▶ SOURCE DATA
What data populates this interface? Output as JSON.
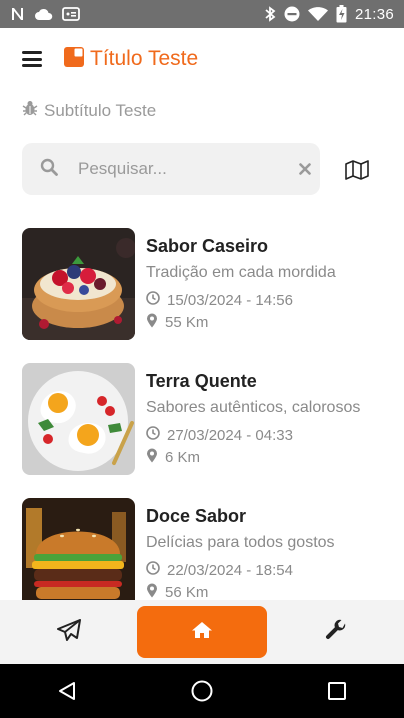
{
  "status_bar": {
    "time": "21:36",
    "icons": [
      "n-icon",
      "cloud-icon",
      "message-icon",
      "bluetooth-icon",
      "do-not-disturb-icon",
      "wifi-icon",
      "battery-icon"
    ]
  },
  "header": {
    "title": "Título Teste",
    "subtitle": "Subtítulo Teste",
    "accent_color": "#f06a1c"
  },
  "search": {
    "placeholder": "Pesquisar...",
    "value": ""
  },
  "items": [
    {
      "title": "Sabor Caseiro",
      "subtitle": "Tradição em cada mordida",
      "datetime": "15/03/2024 - 14:56",
      "distance": "55 Km",
      "image": "fruit-tart"
    },
    {
      "title": "Terra Quente",
      "subtitle": "Sabores autênticos, calorosos",
      "datetime": "27/03/2024 - 04:33",
      "distance": "6 Km",
      "image": "fried-eggs"
    },
    {
      "title": "Doce Sabor",
      "subtitle": "Delícias para todos gostos",
      "datetime": "22/03/2024 - 18:54",
      "distance": "56 Km",
      "image": "burger"
    }
  ],
  "bottom_nav": {
    "items": [
      "send-icon",
      "home-icon",
      "wrench-icon"
    ],
    "active": "home-icon",
    "active_color": "#f46c0e"
  },
  "system_nav": [
    "back-icon",
    "home-circle-icon",
    "recents-icon"
  ]
}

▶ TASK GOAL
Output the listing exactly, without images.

▶ FINISHED TASK
What data populates this interface? Output as JSON.
{
  "status_bar": {
    "time": "21:36",
    "icons": [
      "n-icon",
      "cloud-icon",
      "message-icon",
      "bluetooth-icon",
      "do-not-disturb-icon",
      "wifi-icon",
      "battery-icon"
    ]
  },
  "header": {
    "title": "Título Teste",
    "subtitle": "Subtítulo Teste",
    "accent_color": "#f06a1c"
  },
  "search": {
    "placeholder": "Pesquisar...",
    "value": ""
  },
  "items": [
    {
      "title": "Sabor Caseiro",
      "subtitle": "Tradição em cada mordida",
      "datetime": "15/03/2024 - 14:56",
      "distance": "55 Km",
      "image": "fruit-tart"
    },
    {
      "title": "Terra Quente",
      "subtitle": "Sabores autênticos, calorosos",
      "datetime": "27/03/2024 - 04:33",
      "distance": "6 Km",
      "image": "fried-eggs"
    },
    {
      "title": "Doce Sabor",
      "subtitle": "Delícias para todos gostos",
      "datetime": "22/03/2024 - 18:54",
      "distance": "56 Km",
      "image": "burger"
    }
  ],
  "bottom_nav": {
    "items": [
      "send-icon",
      "home-icon",
      "wrench-icon"
    ],
    "active": "home-icon",
    "active_color": "#f46c0e"
  },
  "system_nav": [
    "back-icon",
    "home-circle-icon",
    "recents-icon"
  ]
}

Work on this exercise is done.